_THE PROBLEM_. The task calls for an exact copy of the records, without any images.

Component data from apps and pages
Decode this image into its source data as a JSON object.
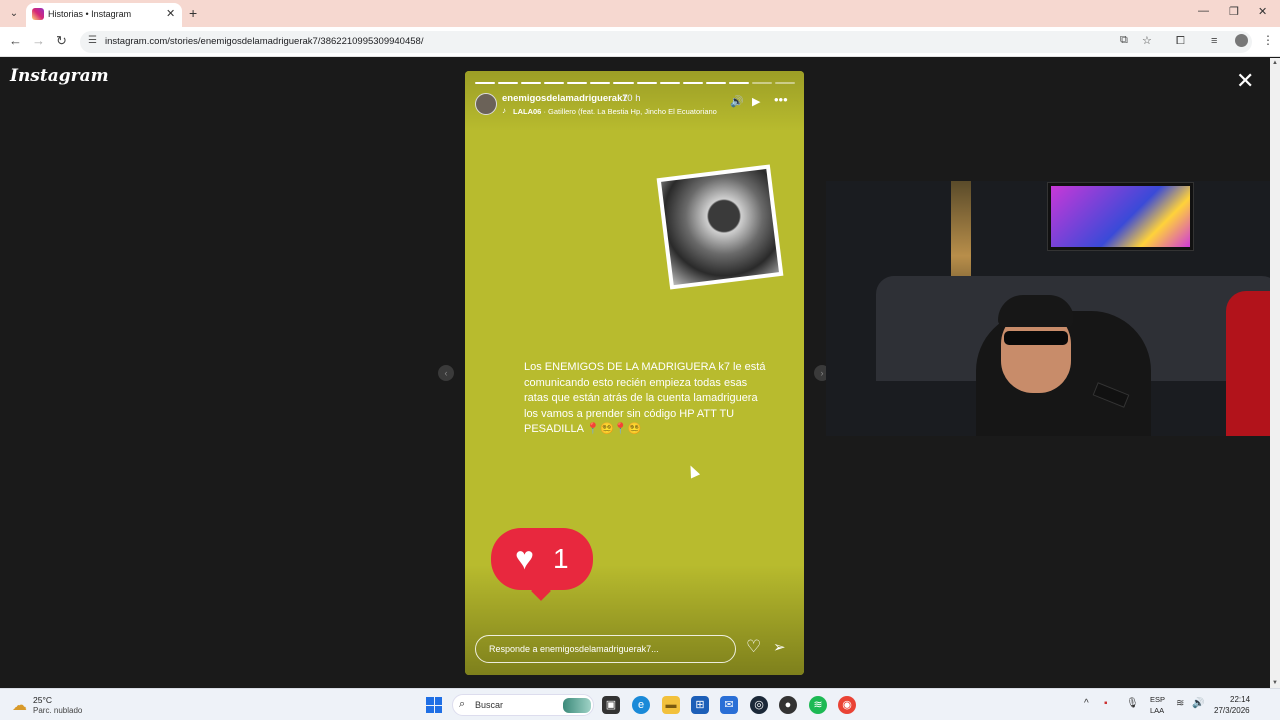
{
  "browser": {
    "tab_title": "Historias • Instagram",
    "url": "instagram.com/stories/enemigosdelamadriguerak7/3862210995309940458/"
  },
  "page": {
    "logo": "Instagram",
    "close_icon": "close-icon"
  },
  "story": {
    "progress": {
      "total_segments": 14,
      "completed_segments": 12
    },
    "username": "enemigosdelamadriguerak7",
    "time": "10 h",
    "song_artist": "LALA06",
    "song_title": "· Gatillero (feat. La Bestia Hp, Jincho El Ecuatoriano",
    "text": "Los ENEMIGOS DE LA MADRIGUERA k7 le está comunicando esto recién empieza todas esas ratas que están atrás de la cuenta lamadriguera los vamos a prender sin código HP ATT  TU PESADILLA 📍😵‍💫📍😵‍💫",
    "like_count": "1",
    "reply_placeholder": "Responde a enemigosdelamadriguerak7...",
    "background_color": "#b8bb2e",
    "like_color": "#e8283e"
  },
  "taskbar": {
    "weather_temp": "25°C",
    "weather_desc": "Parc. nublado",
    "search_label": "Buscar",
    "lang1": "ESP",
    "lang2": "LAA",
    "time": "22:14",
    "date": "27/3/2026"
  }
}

_OUTPUT_.
Decode this image into its source data as a JSON object.
{
  "browser": {
    "tab_title": "Historias • Instagram",
    "url": "instagram.com/stories/enemigosdelamadriguerak7/3862210995309940458/"
  },
  "page": {
    "logo": "Instagram",
    "close_icon": "close-icon"
  },
  "story": {
    "progress": {
      "total_segments": 14,
      "completed_segments": 12
    },
    "username": "enemigosdelamadriguerak7",
    "time": "10 h",
    "song_artist": "LALA06",
    "song_title": "· Gatillero (feat. La Bestia Hp, Jincho El Ecuatoriano",
    "text": "Los ENEMIGOS DE LA MADRIGUERA k7 le está comunicando esto recién empieza todas esas ratas que están atrás de la cuenta lamadriguera los vamos a prender sin código HP ATT  TU PESADILLA 📍😵‍💫📍😵‍💫",
    "like_count": "1",
    "reply_placeholder": "Responde a enemigosdelamadriguerak7...",
    "background_color": "#b8bb2e",
    "like_color": "#e8283e"
  },
  "taskbar": {
    "weather_temp": "25°C",
    "weather_desc": "Parc. nublado",
    "search_label": "Buscar",
    "lang1": "ESP",
    "lang2": "LAA",
    "time": "22:14",
    "date": "27/3/2026"
  }
}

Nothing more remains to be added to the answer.